If we check changes in employment since 2000
94 per cent of the net jobs created were in education, healthcare, social assistance, bars, restaurants, and retail, even though those sectors only employed 36 per cent of America’s workforce at the start of the millennium
Average hourly pay in these sectors, weighted by their relative sizes, has consistently been about 30 per cent lower than in the rest of the economy. (even lower considering the less work time  )
One could argue these are things that can’t be done either by machines or, to a lesser extent, by far cheaper foreign labour.
And aging society implies somewhat greater spending on healthcare and more employment in the sector.
A simple conclusion:
Employment booms in 21 century are no longer caused by the rapid growth of the most-productive enterprises like it used to be.
Is it something familiar? Yes, We’ve seen some picture about Japan that shows a high work participation but growth dominated by part-time labors. And don’t forget, Japan has the biggest aging problem in world and its labor productivity has been essentially flat for 20 years!
Economists at the Bank of England and the Institute of Fiscal Studies recently suggested that an impaired financial system since 2008 has prevented resources from being moved to their best uses, which in turn has dragged down output per hour by a significant amount.
Manufacturing firms in the US, Japan, and Western Europe are far more productive than firms in places like India and China because the gap between the best and worst manufacturing firms in poorer countries is much wider than in the rich world. That, in turn, is because the best firms in China and India often face constraints on their ability to expand. In theory, narrowing the gap could boost aggregate manufacturing productivity by around 40 to 50 per cent.
A fascinating new paper from the National Institute of Economic and Social Research, which shows the UK productivity problems aren’t concentrated in any particular sector.
And businesses that died off in 2008 were of lower average quality than those that died off in previous years, which should also raise the overall productivity of the remaining companies.
According to the NIESR researchers, productivity growth within surviving manufacturing firms accelerated during the early 1990s.
The recent recession was different to the previous recession because productivity growth collapsed within firms.
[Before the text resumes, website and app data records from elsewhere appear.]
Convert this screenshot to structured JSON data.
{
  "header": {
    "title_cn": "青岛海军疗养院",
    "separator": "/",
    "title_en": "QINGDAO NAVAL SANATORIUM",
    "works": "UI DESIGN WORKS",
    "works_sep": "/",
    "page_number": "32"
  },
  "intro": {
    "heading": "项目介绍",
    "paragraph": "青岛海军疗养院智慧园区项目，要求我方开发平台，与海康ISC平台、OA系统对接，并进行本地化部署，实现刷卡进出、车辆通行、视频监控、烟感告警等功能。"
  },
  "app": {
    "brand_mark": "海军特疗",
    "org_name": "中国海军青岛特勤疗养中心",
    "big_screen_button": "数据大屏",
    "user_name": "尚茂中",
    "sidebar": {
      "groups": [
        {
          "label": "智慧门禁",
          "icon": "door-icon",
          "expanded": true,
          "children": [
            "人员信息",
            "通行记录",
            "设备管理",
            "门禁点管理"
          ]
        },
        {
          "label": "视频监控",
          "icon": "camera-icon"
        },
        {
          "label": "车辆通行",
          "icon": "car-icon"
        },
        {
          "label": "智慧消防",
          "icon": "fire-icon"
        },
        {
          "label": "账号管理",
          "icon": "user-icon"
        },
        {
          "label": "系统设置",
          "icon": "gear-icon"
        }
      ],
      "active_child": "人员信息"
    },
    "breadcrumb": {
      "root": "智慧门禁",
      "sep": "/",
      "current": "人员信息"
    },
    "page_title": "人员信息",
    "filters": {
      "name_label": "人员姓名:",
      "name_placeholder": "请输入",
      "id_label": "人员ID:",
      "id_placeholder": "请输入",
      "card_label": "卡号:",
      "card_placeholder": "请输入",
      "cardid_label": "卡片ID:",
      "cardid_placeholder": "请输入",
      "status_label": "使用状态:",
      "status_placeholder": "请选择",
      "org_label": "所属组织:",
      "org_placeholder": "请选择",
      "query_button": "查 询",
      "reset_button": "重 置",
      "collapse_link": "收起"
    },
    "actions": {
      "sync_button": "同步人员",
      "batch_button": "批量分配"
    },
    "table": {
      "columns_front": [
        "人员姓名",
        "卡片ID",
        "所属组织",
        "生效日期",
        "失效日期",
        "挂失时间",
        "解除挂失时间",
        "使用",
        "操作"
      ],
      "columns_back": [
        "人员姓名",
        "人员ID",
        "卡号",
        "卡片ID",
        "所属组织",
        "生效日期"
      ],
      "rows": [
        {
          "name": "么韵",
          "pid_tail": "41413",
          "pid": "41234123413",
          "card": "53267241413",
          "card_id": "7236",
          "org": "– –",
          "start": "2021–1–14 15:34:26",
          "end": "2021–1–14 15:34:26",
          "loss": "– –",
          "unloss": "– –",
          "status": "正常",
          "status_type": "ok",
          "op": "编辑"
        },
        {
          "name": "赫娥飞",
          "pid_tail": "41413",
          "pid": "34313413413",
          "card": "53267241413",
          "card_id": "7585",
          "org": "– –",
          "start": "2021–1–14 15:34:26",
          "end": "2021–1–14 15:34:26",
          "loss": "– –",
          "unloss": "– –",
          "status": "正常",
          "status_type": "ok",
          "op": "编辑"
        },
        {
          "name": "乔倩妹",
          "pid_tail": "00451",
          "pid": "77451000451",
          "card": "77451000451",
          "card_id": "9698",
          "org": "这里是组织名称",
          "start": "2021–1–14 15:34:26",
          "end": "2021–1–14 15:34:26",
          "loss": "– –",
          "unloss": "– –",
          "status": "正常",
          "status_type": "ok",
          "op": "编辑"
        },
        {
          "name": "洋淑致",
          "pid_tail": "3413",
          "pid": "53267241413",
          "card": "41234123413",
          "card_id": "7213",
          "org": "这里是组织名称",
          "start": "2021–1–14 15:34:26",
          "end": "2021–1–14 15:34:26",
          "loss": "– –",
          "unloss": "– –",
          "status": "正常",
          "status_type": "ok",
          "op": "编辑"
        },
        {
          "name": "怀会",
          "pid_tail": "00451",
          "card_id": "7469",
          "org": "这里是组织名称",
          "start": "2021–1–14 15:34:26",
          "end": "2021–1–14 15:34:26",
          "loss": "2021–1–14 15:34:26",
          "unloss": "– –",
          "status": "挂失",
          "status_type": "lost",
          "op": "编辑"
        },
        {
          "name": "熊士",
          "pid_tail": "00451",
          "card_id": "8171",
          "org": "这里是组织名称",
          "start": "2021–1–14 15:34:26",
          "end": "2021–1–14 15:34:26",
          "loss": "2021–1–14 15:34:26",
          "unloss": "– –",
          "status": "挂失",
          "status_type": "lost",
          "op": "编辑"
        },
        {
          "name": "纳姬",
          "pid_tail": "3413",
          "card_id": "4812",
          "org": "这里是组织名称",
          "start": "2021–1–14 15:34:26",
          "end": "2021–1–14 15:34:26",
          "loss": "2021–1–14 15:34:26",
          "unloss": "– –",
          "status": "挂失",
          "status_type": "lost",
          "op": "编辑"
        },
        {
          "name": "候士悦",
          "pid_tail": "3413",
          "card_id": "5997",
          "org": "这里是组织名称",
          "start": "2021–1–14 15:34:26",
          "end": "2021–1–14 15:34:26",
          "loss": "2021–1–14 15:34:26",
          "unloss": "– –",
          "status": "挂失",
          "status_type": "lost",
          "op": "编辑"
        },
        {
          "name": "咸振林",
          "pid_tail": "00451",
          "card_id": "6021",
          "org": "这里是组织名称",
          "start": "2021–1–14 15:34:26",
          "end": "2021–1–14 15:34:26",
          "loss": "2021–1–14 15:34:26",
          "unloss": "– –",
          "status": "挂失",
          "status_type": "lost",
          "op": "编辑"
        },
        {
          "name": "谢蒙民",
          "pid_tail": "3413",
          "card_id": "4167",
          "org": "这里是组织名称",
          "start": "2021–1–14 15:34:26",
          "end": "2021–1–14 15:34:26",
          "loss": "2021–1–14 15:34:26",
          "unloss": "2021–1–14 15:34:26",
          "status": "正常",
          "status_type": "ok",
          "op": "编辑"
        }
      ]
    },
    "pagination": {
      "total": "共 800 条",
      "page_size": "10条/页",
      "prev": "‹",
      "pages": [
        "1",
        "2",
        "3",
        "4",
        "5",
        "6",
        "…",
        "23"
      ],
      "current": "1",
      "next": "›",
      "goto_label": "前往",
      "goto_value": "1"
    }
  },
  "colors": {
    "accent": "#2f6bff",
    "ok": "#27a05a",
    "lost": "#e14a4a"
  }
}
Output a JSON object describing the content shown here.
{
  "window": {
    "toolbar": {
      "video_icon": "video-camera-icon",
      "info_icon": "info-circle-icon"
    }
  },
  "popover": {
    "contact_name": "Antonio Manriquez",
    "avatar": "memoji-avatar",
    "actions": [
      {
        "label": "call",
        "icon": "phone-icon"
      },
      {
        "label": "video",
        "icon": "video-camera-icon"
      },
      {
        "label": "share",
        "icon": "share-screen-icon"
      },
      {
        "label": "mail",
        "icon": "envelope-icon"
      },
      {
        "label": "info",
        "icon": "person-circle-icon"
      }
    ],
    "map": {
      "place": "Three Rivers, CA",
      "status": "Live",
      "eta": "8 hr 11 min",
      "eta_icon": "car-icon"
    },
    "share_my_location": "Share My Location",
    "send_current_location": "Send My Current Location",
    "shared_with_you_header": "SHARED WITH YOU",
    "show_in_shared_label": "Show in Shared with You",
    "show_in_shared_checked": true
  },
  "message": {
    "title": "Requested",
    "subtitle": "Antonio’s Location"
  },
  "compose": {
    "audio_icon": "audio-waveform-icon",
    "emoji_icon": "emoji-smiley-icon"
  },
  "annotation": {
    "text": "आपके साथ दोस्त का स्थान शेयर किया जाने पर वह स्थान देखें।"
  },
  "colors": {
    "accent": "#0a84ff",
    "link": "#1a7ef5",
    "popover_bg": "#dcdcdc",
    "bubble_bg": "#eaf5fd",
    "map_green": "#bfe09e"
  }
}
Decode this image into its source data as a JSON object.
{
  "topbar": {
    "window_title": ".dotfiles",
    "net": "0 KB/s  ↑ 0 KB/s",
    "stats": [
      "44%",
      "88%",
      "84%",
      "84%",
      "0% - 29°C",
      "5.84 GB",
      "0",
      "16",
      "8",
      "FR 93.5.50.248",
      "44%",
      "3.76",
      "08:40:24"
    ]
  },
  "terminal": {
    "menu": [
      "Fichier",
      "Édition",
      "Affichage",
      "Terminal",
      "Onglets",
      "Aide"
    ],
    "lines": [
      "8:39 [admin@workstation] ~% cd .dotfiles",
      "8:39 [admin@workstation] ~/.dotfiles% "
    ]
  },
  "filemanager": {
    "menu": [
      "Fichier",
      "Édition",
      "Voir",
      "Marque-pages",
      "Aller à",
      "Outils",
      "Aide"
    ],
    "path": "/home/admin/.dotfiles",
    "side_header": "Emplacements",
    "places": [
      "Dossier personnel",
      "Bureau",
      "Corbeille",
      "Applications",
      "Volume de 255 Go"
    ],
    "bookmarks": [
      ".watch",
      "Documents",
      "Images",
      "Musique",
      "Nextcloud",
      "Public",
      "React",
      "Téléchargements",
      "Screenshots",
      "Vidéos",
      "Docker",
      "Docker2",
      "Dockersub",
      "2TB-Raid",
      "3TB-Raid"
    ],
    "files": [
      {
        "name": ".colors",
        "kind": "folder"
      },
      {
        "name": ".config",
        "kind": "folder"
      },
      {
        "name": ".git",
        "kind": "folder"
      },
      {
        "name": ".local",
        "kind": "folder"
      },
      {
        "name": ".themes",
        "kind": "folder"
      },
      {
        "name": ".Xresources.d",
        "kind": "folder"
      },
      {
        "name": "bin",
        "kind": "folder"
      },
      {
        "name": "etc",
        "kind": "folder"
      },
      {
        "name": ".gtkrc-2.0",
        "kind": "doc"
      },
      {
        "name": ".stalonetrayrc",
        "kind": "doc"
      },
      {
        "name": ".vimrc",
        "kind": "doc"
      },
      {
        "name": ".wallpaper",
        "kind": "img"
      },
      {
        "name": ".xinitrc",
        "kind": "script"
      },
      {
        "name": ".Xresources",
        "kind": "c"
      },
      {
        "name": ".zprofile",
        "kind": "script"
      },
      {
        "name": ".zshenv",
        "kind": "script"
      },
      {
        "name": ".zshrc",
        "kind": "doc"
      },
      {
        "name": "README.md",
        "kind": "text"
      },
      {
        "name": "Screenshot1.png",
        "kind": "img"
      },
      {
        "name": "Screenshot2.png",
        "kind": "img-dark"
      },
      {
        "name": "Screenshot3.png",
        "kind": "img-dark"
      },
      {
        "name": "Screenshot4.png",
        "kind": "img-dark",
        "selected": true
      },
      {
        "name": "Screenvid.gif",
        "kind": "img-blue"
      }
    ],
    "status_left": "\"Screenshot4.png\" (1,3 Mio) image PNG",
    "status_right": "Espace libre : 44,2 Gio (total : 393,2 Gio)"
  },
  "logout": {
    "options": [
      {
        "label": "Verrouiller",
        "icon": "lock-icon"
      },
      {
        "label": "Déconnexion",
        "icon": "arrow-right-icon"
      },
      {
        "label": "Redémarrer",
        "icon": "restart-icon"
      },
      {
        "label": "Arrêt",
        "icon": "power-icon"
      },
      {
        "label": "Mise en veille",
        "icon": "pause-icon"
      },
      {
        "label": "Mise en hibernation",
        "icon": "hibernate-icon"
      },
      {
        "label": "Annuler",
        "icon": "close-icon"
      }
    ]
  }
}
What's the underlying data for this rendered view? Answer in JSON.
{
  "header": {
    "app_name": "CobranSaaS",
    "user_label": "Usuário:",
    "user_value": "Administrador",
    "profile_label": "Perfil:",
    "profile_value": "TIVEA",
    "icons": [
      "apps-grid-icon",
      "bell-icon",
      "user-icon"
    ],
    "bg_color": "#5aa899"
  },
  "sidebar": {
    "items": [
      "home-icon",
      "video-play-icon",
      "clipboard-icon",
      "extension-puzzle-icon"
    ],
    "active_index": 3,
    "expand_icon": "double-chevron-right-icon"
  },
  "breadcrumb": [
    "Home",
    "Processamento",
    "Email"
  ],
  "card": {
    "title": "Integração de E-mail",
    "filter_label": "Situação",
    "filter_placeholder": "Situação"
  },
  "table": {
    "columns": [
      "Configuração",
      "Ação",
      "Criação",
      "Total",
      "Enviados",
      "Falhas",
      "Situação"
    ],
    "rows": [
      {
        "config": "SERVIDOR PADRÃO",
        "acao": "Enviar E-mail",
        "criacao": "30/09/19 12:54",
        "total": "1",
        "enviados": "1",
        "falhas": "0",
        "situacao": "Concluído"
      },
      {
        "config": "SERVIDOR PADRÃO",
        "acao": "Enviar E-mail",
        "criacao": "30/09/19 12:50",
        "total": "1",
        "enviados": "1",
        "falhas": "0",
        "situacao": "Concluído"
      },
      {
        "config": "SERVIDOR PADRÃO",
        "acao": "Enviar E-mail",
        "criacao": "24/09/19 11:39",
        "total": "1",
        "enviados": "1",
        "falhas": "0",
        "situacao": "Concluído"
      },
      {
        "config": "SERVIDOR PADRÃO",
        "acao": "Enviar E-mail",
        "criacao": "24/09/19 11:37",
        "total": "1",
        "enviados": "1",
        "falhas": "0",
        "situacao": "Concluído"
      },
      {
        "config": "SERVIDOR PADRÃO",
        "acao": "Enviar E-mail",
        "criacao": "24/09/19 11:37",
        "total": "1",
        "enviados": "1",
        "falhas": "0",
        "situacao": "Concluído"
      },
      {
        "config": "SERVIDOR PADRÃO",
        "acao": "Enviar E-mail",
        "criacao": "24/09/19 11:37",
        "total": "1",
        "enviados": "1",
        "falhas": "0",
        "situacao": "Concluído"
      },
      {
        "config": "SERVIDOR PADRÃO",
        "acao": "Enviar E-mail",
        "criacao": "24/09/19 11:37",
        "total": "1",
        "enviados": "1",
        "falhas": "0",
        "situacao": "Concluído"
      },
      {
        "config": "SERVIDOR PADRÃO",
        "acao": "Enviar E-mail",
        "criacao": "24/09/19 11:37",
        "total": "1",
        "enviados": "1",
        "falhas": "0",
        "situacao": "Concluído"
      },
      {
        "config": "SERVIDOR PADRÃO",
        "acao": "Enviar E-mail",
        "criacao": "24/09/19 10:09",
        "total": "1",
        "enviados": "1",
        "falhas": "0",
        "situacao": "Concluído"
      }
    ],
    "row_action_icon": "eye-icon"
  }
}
This is unlikely to be directly related to credit restrictions, which would not have prevented businesses from laying off workers. It is more likely to be associated with the lack of cost pressures, including low nominal wage growth, that allowed businesses to survive in a low-demand environment. High nominal interest rates, an overvalued exchange rate and continued wage growth in the earlier recession are likely to have incentivised surviving businesses to continue to boost productivity growth to a far greater extent than was the case in the most recent recession.
However, there is no intuitive connection between the rate of inflation (a nominal variable) and the propensity for businesses to boost productivity (a real variable) .
In fact, the 1990s consensus was price stability led to faster productivity growth because businesses could only boost profits by cutting costs with the help of technological and process improvements.
(QE might create a invisible inflation that matters for business decisions.)
If the labour on offer isn’t worth this minimum price, employers will prefer to substitute people with machines, or invest in other improvements to offset the declines in hours worked, or perhaps even endure lower sales if it means better earnings.
Hence a lot of economists are wary of raising the minimum wage too much because it would reduce employment among those who already have the lowest living standards and most volatile incomes.
And since typical jobs in bars, restaurants, and retail involve far fewer hours than normal, weekly pay packets for workers in these growing industries were more than40 per cent lower than workers in the rest of the economy. Average weekly earnings are now 3 per cent lower than they would have been if the distribution of employment had stayed the same as in January, 2000: